Exercise description: Pull every line that includes the word "pencils" out of the data below and copy it.

Information provided:
▬▬▬▬▬▬▬▬▬▬

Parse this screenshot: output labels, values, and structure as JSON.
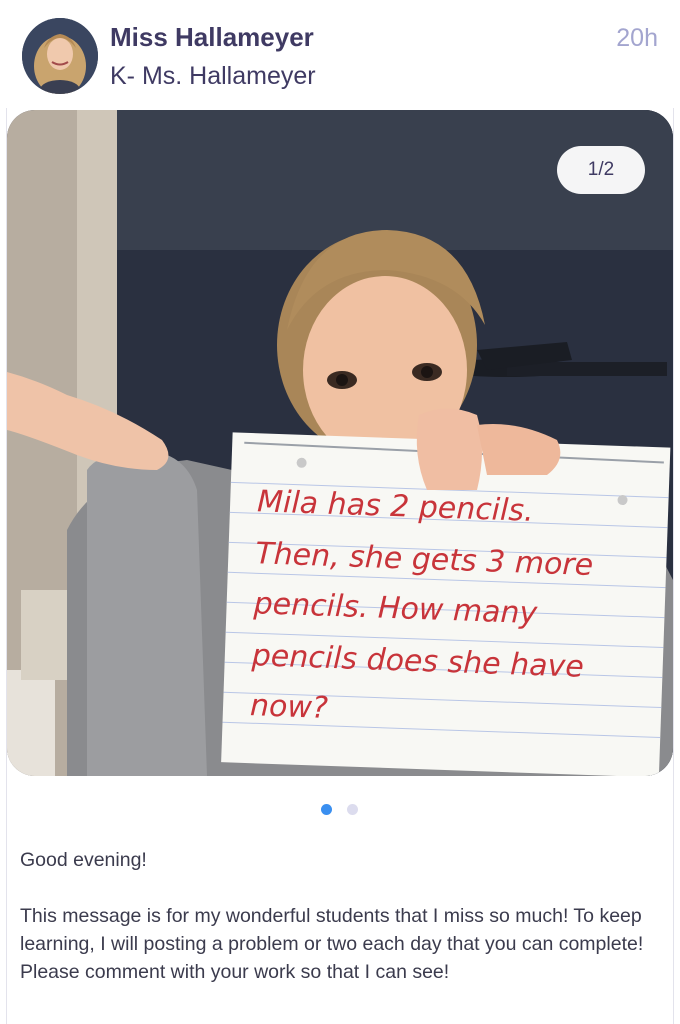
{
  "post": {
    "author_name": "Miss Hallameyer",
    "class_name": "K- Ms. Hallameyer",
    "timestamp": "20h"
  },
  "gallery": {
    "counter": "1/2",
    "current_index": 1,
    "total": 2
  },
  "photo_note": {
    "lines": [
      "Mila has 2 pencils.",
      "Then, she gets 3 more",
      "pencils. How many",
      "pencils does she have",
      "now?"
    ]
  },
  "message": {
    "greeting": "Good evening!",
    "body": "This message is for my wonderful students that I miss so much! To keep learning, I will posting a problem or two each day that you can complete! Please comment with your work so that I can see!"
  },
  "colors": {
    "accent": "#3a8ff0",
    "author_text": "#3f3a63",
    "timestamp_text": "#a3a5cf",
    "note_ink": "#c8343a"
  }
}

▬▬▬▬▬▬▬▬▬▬

Exercise answer:
      "Mila has 2 pencils.",
      "pencils. How many",
      "pencils does she have",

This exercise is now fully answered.